If winning competitions is any measure of a program's success, Doug Drye's efforts at Mount Pleasant High School, Mount Pleasant, N.C., exceeds the New York Yankees' success in baseball. Since 1989, the program has produced nine national masonry contest champions and two second-place finishers. That's quite an accomplishment for one high school with approximately 1000 students.
Doug Drye sponsored two contestants in the most recent state contest. Joshua Kimrey finished first in the High School (secondary) division, and Drye's son, Heath, placed second in the Post-Secondary division.
“My students come to me in the 10th grade,” said Drye, “and I get to work with them for three years. The students want to be in the program, want to be successful, and have a good academic and work ethic. And, they benefit from the intern program we put together with area contractors.”

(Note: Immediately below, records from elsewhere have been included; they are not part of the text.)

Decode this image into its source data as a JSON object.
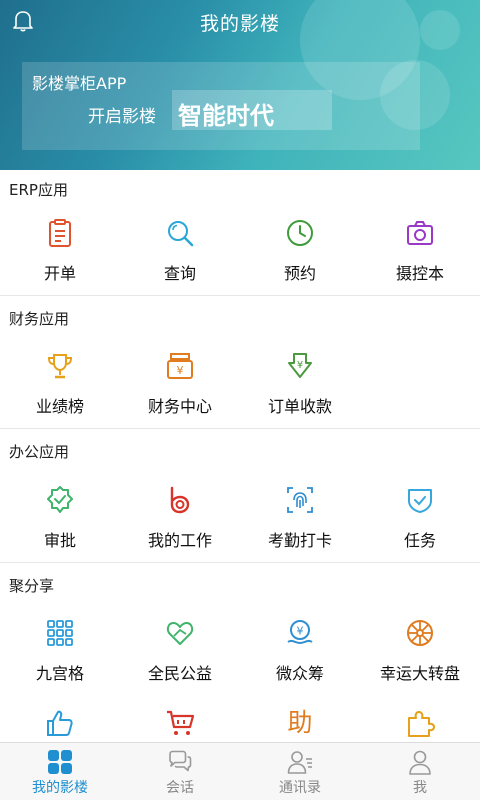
{
  "header": {
    "title": "我的影楼",
    "banner_line1": "影楼掌柜APP",
    "banner_line2": "开启影楼",
    "banner_highlight": "智能时代"
  },
  "sections": [
    {
      "title": "ERP应用",
      "items": [
        {
          "label": "开单",
          "icon": "clipboard-icon",
          "color": "#e0532f"
        },
        {
          "label": "查询",
          "icon": "search-icon",
          "color": "#2aa7d6"
        },
        {
          "label": "预约",
          "icon": "clock-icon",
          "color": "#3f9b3a"
        },
        {
          "label": "摄控本",
          "icon": "camera-icon",
          "color": "#9b39c7"
        }
      ]
    },
    {
      "title": "财务应用",
      "items": [
        {
          "label": "业绩榜",
          "icon": "trophy-icon",
          "color": "#e6a01a"
        },
        {
          "label": "财务中心",
          "icon": "cash-register-icon",
          "color": "#e07c1f"
        },
        {
          "label": "订单收款",
          "icon": "download-yuan-icon",
          "color": "#4a9a3e"
        }
      ]
    },
    {
      "title": "办公应用",
      "items": [
        {
          "label": "审批",
          "icon": "badge-check-icon",
          "color": "#3fb46a"
        },
        {
          "label": "我的工作",
          "icon": "b-letter-icon",
          "color": "#d8342a"
        },
        {
          "label": "考勤打卡",
          "icon": "fingerprint-icon",
          "color": "#2d8ed0"
        },
        {
          "label": "任务",
          "icon": "shield-check-icon",
          "color": "#37a7dc"
        }
      ]
    },
    {
      "title": "聚分享",
      "items": [
        {
          "label": "九宫格",
          "icon": "grid-icon",
          "color": "#2a9bd8"
        },
        {
          "label": "全民公益",
          "icon": "heart-hand-icon",
          "color": "#3fb46a"
        },
        {
          "label": "微众筹",
          "icon": "yuan-hands-icon",
          "color": "#2f8fd1"
        },
        {
          "label": "幸运大转盘",
          "icon": "wheel-icon",
          "color": "#e07c1f"
        }
      ]
    }
  ],
  "partial_row_icons": [
    {
      "icon": "thumbs-up-icon",
      "color": "#2a9bd8"
    },
    {
      "icon": "cart-icon",
      "color": "#d8342a"
    },
    {
      "icon": "zhu-character-icon",
      "text": "助",
      "color": "#e07c1f"
    },
    {
      "icon": "puzzle-icon",
      "color": "#e6a01a"
    }
  ],
  "bottom_nav": [
    {
      "label": "我的影楼",
      "icon": "grid-four-icon",
      "active": true
    },
    {
      "label": "会话",
      "icon": "chat-icon",
      "active": false
    },
    {
      "label": "通讯录",
      "icon": "contacts-icon",
      "active": false
    },
    {
      "label": "我",
      "icon": "person-icon",
      "active": false
    }
  ],
  "colors": {
    "active": "#1f8fcf",
    "inactive": "#888888"
  }
}
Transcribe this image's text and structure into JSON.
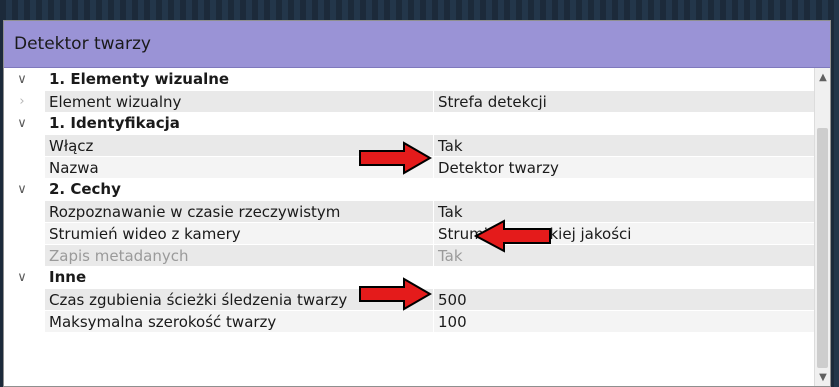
{
  "panel": {
    "title": "Detektor twarzy"
  },
  "rows": [
    {
      "type": "section",
      "label": "1. Elementy wizualne",
      "toggle_icon": "chevron-down"
    },
    {
      "type": "prop",
      "name": "Element wizualny",
      "value": "Strefa detekcji",
      "toggle_icon": "chevron-right"
    },
    {
      "type": "section",
      "label": "1. Identyfikacja",
      "toggle_icon": "chevron-down"
    },
    {
      "type": "prop",
      "name": "Włącz",
      "value": "Tak"
    },
    {
      "type": "prop",
      "name": "Nazwa",
      "value": "Detektor twarzy"
    },
    {
      "type": "section",
      "label": "2. Cechy",
      "toggle_icon": "chevron-down"
    },
    {
      "type": "prop",
      "name": "Rozpoznawanie w czasie rzeczywistym",
      "value": "Tak"
    },
    {
      "type": "prop",
      "name": "Strumień wideo z kamery",
      "value": "Strumień wysokiej jakości"
    },
    {
      "type": "prop",
      "name": "Zapis metadanych",
      "value": "Tak",
      "disabled": true
    },
    {
      "type": "section",
      "label": "Inne",
      "toggle_icon": "chevron-down"
    },
    {
      "type": "prop",
      "name": "Czas zgubienia ścieżki śledzenia twarzy",
      "value": "500"
    },
    {
      "type": "prop",
      "name": "Maksymalna szerokość twarzy",
      "value": "100"
    }
  ],
  "annotations": {
    "arrow_color": "#e41b1b",
    "arrow_outline": "#000000"
  },
  "colors": {
    "title_bar": "#9a93d6",
    "row_bg": "#e9e9e9",
    "disabled_text": "#9a9a9a"
  }
}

The program typically enrolls 40 - 50 students each year. Drye has them for one semester during their sophomore year, and throughout their junior year. In their senior year, the masonry program incorporates significant on-the-job training through an internship program. Each year 8 - 10 students complete the program.

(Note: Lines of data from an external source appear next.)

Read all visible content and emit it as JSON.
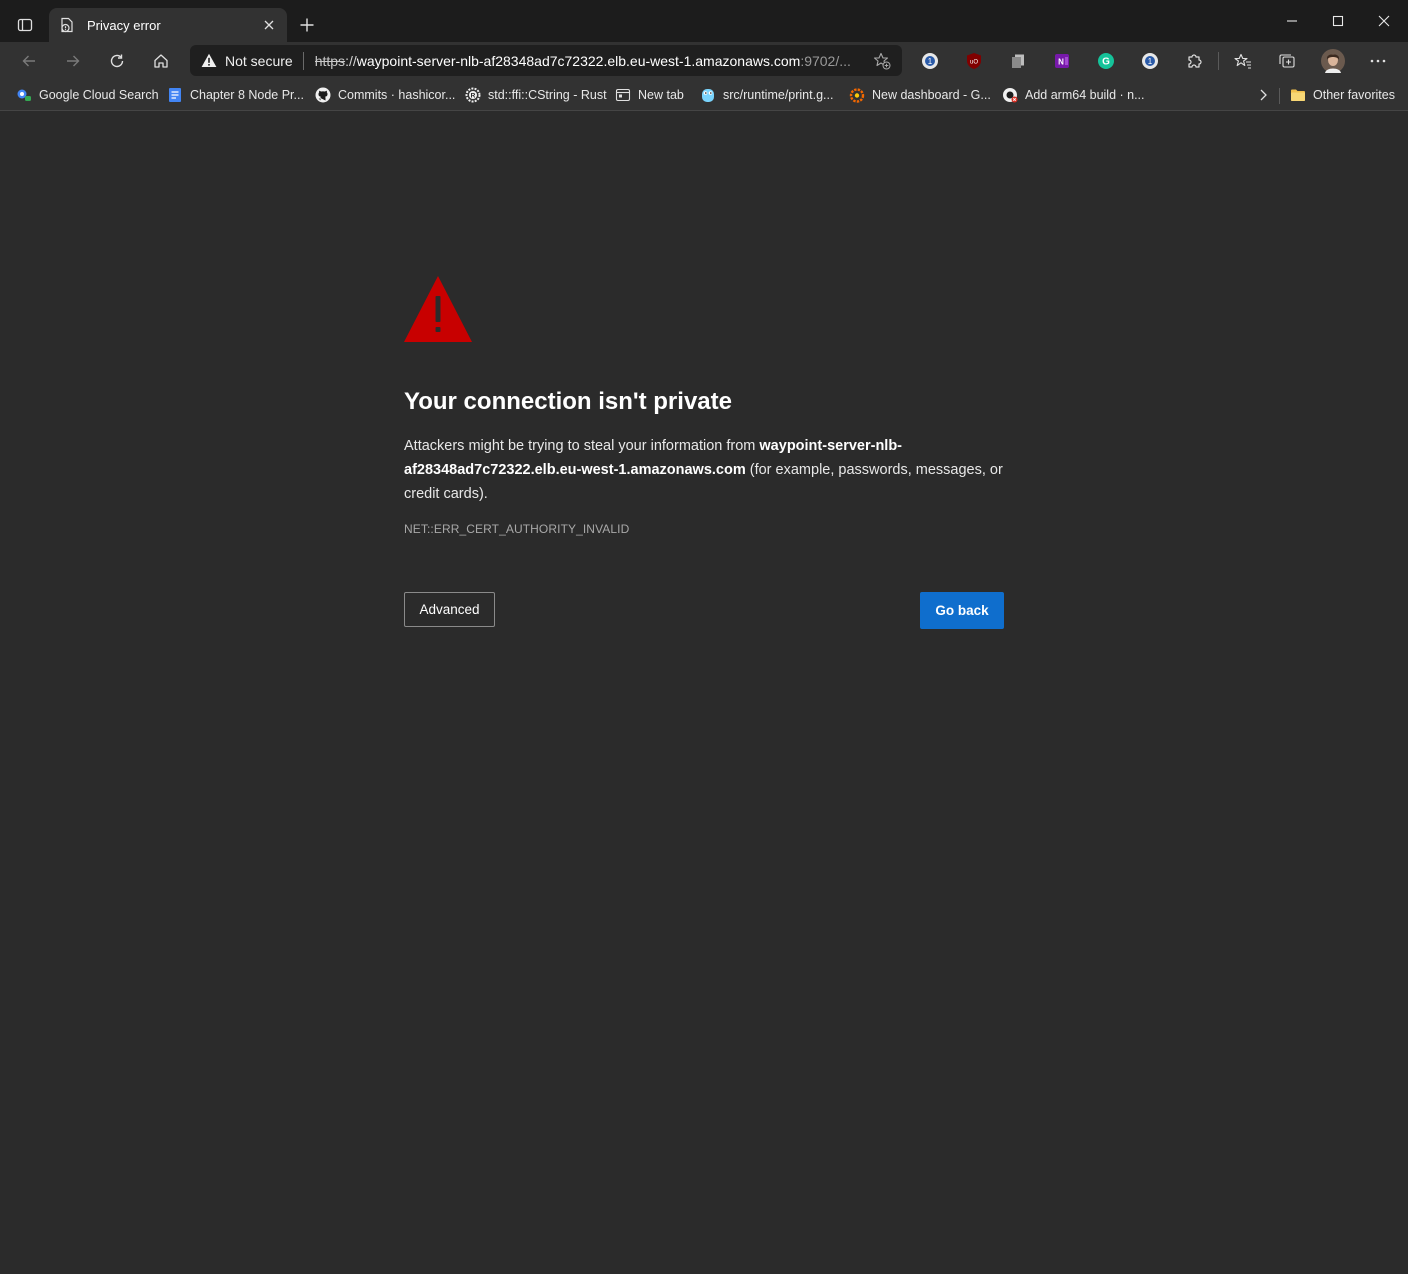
{
  "tab": {
    "title": "Privacy error"
  },
  "omnibox": {
    "security_label": "Not secure",
    "url_scheme": "https",
    "url_sep": "://",
    "url_host": "waypoint-server-nlb-af28348ad7c72322.elb.eu-west-1.amazonaws.com",
    "url_rest": ":9702/..."
  },
  "bookmarks": [
    {
      "label": "Google Cloud Search",
      "icon": "google-cloud-search-icon"
    },
    {
      "label": "Chapter 8 Node Pr...",
      "icon": "google-docs-icon"
    },
    {
      "label": "Commits · hashicor...",
      "icon": "github-icon"
    },
    {
      "label": "std::ffi::CString - Rust",
      "icon": "rust-icon"
    },
    {
      "label": "New tab",
      "icon": "new-tab-icon"
    },
    {
      "label": "src/runtime/print.g...",
      "icon": "go-gopher-icon"
    },
    {
      "label": "New dashboard - G...",
      "icon": "grafana-icon"
    },
    {
      "label": "Add arm64 build · n...",
      "icon": "github-pr-icon"
    }
  ],
  "other_favorites": "Other favorites",
  "page": {
    "heading": "Your connection isn't private",
    "para_before": "Attackers might be trying to steal your information from ",
    "para_host": "waypoint-server-nlb-af28348ad7c72322.elb.eu-west-1.amazonaws.com",
    "para_after": " (for example, passwords, messages, or credit cards).",
    "error_code": "NET::ERR_CERT_AUTHORITY_INVALID",
    "advanced_label": "Advanced",
    "go_back_label": "Go back"
  },
  "colors": {
    "page_bg": "#2b2b2b",
    "warning_red": "#c80000",
    "primary_button": "#0f6ecd"
  }
}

Drye emphasizes technical training and personal development. “I tell them that the most important thing you have is your name, and each student is no better than anyone else, but each is as good as anyone else.”
“When I have a problem student, I try to find out why. Usually, they see that I want to help them, so they respond and do better,” he stressed.

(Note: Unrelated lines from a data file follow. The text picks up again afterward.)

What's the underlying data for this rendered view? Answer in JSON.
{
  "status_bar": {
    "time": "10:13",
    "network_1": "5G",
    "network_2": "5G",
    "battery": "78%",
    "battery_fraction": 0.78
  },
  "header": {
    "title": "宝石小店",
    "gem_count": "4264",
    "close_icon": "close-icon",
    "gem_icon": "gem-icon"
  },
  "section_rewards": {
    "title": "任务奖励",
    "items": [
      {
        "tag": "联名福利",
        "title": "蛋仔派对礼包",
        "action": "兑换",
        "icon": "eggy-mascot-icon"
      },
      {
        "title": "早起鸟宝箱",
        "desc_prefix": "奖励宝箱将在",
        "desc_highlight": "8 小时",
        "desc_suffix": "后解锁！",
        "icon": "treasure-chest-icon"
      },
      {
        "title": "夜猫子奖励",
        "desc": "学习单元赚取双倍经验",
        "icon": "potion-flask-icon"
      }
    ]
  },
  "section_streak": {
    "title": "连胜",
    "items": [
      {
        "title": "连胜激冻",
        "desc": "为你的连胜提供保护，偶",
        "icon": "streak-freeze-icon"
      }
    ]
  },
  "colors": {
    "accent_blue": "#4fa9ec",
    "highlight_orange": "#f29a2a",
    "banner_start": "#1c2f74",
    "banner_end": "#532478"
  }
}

“I try to have a good relationship with each of my students, but I have to be careful not to create the impression that my classroom is a place to take it easy. By their second year, they have to be serious about the program,” Drye explained.
The instructor lays brick every summer “to stay in contact with the real world.” He recently completed an OSHA class “just to try to keep up on that area.”
Reflecting on the changes in masonry training during his 20 years, Drye said that there was more hands-on training in the classroom and practical application via community service projects in his early years as an instructor. He and his students did the brick work for the ambulance station in the community. They also worked on Habitat for Humanity homes, as well as residences for elderly and needy families. At the high school, they built an animal science barn, large storage facility, press box, dugouts, and other small projects.
“Then along came liability issues and block scheduling at our high school,” said Drye. “One of our responses was the development of partnerships with local contractors, masonry organizations, and businesses to develop an apprenticeship program in conjunction with the North Carolina Department of Labor.
“With the cooperation of the North Carolina Department of Public Instruction, masonry instructors, and contractors across the state, we participated in the development of a VOC-CATS testing program,” Drye stated proudly. “It tracks our teaching and student learning against a standardized curriculum.”
“Over time, we realized a need to incorporate more aspects of technical training, which includes estimating, blue print reading, safety, and properties of all masonry materials,” Drye explained.
Each year, SkillsUSA sponsors approximately 84 occupational and leadership competitions at the local, state, and national level, including masonry. The Carolinas Concrete Masonry Association, North Carolina Masonry Contractors Association, North Carolina Association of Masonry Instructors, and Brick Southeast make significant contributions of materials and financial sponsorships throughout the year. “They are very supportive of this effort, as well as the apprentice program,” he stated.
Reflecting on his 20 years as an instructor, Drye admitted, “I'm really proud of the accomplishments of the national contest participants and winners who have represented this program. I am very proud, too, of all the young men who have graduated from this program who now own their own companies or work productively in a masonry job. Many other kids over the years have said they would not have finished high school without our program. Maybe that's where we've made the greatest impact.”